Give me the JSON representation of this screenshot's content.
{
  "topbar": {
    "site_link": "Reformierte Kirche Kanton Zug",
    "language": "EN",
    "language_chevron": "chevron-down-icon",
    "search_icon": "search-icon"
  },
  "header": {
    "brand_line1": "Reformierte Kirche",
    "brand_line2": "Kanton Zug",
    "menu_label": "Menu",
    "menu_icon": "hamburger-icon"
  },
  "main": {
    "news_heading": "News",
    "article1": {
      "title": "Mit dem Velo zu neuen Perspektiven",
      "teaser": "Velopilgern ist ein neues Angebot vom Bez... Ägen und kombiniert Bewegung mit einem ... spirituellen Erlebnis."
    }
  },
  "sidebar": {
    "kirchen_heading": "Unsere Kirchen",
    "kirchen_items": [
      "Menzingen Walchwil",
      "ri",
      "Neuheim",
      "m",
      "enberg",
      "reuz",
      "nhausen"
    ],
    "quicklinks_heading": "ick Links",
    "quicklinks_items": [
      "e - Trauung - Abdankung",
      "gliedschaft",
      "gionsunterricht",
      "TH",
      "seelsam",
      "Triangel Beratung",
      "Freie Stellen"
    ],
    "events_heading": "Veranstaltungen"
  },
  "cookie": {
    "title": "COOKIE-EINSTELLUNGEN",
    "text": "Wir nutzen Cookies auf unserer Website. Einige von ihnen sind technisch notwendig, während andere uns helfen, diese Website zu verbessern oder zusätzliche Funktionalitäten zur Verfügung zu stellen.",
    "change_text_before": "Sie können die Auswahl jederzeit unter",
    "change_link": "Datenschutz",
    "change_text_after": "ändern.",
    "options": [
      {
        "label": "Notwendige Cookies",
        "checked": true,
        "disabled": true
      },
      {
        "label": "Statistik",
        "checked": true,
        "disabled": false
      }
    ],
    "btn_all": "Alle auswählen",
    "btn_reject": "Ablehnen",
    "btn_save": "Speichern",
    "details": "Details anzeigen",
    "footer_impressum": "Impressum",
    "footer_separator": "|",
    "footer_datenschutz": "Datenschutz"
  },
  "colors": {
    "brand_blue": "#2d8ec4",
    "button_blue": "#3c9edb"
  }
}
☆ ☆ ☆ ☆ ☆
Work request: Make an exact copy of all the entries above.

Expected output:
Give me the JSON representation of this screenshot's content.
{
  "topbar": {
    "site_link": "Reformierte Kirche Kanton Zug",
    "language": "EN",
    "language_chevron": "chevron-down-icon",
    "search_icon": "search-icon"
  },
  "header": {
    "brand_line1": "Reformierte Kirche",
    "brand_line2": "Kanton Zug",
    "menu_label": "Menu",
    "menu_icon": "hamburger-icon"
  },
  "main": {
    "news_heading": "News",
    "article1": {
      "title": "Mit dem Velo zu neuen Perspektiven",
      "teaser": "Velopilgern ist ein neues Angebot vom Bez... Ägen und kombiniert Bewegung mit einem ... spirituellen Erlebnis."
    }
  },
  "sidebar": {
    "kirchen_heading": "Unsere Kirchen",
    "kirchen_items": [
      "Menzingen Walchwil",
      "ri",
      "Neuheim",
      "m",
      "enberg",
      "reuz",
      "nhausen"
    ],
    "quicklinks_heading": "ick Links",
    "quicklinks_items": [
      "e - Trauung - Abdankung",
      "gliedschaft",
      "gionsunterricht",
      "TH",
      "seelsam",
      "Triangel Beratung",
      "Freie Stellen"
    ],
    "events_heading": "Veranstaltungen"
  },
  "cookie": {
    "title": "COOKIE-EINSTELLUNGEN",
    "text": "Wir nutzen Cookies auf unserer Website. Einige von ihnen sind technisch notwendig, während andere uns helfen, diese Website zu verbessern oder zusätzliche Funktionalitäten zur Verfügung zu stellen.",
    "change_text_before": "Sie können die Auswahl jederzeit unter",
    "change_link": "Datenschutz",
    "change_text_after": "ändern.",
    "options": [
      {
        "label": "Notwendige Cookies",
        "checked": true,
        "disabled": true
      },
      {
        "label": "Statistik",
        "checked": true,
        "disabled": false
      }
    ],
    "btn_all": "Alle auswählen",
    "btn_reject": "Ablehnen",
    "btn_save": "Speichern",
    "details": "Details anzeigen",
    "footer_impressum": "Impressum",
    "footer_separator": "|",
    "footer_datenschutz": "Datenschutz"
  },
  "colors": {
    "brand_blue": "#2d8ec4",
    "button_blue": "#3c9edb"
  }
}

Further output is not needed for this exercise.